I would have said that the "blame Brexit" nature of the article is it's entire reason for being written
Unfortunately, I can't find the figures that the article quotes on the OBR website (I'm not saying that they didn't say it, just that it I can't find it). However, the OBR, the IFS (Institute for Fiscal Studies,) and pretty much every independent forecaster does say similar things about the UK economy and it prospects for the immediate future (i.e. return to pre-COVID levels by the end of this year/ Q1 2022, followed by strong growth over 2022, then falls back to the marginally higher than normal levels of growth of 1.9% for 2023 through to 2025. In the long term (50 years), the UK is expected to stay as a G10 economy, but with some other current G10 economies being pushed out by up-and-coming E7 economies (India and China amongst them). If you have a look at the IFS website, there is a graph of UK real GDP from 2008 onwards, which shows no discernible fall in GDP between 2016 and the start of the pandemic in late 2019/ early 2020, putting the article's claim in some doubt.
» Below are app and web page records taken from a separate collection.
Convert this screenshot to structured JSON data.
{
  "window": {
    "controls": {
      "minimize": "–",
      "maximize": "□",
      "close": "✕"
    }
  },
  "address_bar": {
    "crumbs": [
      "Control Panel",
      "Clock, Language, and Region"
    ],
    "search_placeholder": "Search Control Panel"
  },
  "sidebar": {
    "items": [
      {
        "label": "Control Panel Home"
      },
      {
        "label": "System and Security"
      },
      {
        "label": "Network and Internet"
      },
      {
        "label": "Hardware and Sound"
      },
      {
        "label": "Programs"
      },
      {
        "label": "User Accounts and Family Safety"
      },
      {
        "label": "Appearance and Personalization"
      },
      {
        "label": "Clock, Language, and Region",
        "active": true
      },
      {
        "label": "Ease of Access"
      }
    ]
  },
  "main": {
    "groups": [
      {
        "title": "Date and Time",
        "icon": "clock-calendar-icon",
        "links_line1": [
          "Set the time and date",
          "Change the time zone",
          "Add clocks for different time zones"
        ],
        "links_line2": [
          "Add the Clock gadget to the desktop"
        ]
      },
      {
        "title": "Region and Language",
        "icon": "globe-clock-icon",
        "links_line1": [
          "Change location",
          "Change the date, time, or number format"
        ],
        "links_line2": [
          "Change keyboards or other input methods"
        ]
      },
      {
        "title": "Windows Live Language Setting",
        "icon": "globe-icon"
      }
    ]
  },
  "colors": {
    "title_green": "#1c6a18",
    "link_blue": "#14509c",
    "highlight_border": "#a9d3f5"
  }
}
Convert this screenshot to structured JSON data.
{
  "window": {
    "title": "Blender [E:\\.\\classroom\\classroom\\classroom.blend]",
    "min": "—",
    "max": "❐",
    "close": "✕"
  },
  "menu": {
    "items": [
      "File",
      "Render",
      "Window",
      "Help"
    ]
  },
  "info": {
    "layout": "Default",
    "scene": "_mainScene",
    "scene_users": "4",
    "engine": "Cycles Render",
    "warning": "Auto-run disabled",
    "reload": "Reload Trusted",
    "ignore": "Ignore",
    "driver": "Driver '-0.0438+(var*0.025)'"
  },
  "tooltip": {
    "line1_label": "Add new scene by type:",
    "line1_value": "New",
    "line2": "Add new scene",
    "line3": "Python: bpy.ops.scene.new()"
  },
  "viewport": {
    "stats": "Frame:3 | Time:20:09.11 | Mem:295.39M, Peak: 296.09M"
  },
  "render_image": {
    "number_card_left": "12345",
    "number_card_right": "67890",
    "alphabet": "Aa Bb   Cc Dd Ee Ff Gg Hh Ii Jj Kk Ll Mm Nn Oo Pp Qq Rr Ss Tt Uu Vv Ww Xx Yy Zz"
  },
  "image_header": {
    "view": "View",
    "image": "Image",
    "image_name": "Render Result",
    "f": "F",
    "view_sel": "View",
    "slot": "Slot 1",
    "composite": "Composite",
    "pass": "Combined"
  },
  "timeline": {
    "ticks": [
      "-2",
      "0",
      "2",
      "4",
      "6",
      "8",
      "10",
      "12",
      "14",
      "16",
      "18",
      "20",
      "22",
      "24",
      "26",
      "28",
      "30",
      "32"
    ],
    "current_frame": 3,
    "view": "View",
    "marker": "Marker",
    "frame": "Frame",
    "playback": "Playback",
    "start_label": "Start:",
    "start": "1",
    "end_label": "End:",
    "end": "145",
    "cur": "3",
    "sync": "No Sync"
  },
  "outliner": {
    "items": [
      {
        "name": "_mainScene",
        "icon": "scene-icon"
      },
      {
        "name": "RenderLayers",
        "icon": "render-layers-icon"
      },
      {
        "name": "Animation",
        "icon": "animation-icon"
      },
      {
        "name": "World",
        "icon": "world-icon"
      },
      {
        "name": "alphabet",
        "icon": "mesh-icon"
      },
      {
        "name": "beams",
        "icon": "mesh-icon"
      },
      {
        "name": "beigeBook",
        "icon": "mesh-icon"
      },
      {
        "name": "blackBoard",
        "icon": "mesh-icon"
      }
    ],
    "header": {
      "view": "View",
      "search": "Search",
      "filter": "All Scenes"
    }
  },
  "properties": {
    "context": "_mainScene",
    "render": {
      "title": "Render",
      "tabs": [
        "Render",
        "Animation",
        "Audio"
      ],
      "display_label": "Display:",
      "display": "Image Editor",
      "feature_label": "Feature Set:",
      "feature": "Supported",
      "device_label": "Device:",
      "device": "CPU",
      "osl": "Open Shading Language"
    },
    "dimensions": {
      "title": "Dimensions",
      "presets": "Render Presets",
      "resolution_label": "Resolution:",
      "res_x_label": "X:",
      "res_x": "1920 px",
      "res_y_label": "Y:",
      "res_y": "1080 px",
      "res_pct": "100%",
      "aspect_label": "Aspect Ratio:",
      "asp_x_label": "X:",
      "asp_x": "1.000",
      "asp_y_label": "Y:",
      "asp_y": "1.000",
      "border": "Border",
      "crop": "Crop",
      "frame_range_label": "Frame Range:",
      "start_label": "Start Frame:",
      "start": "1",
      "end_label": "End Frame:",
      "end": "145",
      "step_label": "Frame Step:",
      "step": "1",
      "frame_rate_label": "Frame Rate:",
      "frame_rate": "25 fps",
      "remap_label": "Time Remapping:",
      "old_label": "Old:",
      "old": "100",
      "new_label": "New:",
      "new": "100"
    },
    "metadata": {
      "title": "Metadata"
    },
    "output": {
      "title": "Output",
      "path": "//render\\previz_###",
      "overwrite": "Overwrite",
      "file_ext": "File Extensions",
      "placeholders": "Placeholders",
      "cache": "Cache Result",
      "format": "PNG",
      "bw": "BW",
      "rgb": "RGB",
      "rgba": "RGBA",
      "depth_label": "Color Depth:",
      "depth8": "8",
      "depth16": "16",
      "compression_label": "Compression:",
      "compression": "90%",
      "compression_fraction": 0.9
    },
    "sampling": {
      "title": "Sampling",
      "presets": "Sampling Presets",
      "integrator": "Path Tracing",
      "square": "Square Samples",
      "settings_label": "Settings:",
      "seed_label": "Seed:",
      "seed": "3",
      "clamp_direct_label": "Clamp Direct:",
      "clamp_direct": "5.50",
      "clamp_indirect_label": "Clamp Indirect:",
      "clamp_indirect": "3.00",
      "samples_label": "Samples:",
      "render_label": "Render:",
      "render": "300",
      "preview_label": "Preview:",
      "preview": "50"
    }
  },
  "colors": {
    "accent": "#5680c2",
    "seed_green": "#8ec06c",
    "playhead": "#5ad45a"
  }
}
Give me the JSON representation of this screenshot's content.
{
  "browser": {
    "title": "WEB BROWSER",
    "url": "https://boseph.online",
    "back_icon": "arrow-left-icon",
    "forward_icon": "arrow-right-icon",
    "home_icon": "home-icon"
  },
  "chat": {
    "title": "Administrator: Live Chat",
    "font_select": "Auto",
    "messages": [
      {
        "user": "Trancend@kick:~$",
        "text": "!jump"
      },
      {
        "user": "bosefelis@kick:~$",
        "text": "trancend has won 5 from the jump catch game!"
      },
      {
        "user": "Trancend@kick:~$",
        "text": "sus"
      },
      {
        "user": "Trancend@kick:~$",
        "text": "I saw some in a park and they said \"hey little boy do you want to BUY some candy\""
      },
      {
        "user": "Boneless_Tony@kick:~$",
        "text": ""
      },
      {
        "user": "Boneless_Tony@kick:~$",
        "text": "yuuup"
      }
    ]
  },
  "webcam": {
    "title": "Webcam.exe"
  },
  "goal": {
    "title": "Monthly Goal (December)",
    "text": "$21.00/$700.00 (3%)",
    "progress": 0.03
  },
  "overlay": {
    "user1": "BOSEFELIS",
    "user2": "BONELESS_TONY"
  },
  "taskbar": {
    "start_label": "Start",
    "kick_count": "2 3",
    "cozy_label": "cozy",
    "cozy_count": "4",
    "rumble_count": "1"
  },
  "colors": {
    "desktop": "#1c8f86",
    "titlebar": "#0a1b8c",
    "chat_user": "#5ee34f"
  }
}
One significant issue that the OBR does point to, however, is that the Government's tax take has increased by some £50b per annum as a result of recent tax changes, with £30b earmarked for additional spending and £20b for debt repayment - the deficit is also falling as Covid-related costs start to fall. Of the $30b earmarked for spending, around £18b is hypothecated on the NHS catch-up and future Social Care plan, with around £12b being available for other spending. Adding just one billion a year to acquisition of new equipment (i.e £350m pa for the RN) could improve the naval build rate (maybe allowing the build of an additional T26 and T31 within the currently planned timeframes) and improve T31 equipment levels. Similar programme accelerations could be achieved in the other two services.
However, as you say, UK Governments tend towards "bread and circuses" spending, rather than the essentials of national preservation.
Perhaps they need a refresher course on the consequences of failing to attend to the state of the "legions".
The pessimist sees difficulty in every opportunity. The optimist sees the opportunity in every difficulty.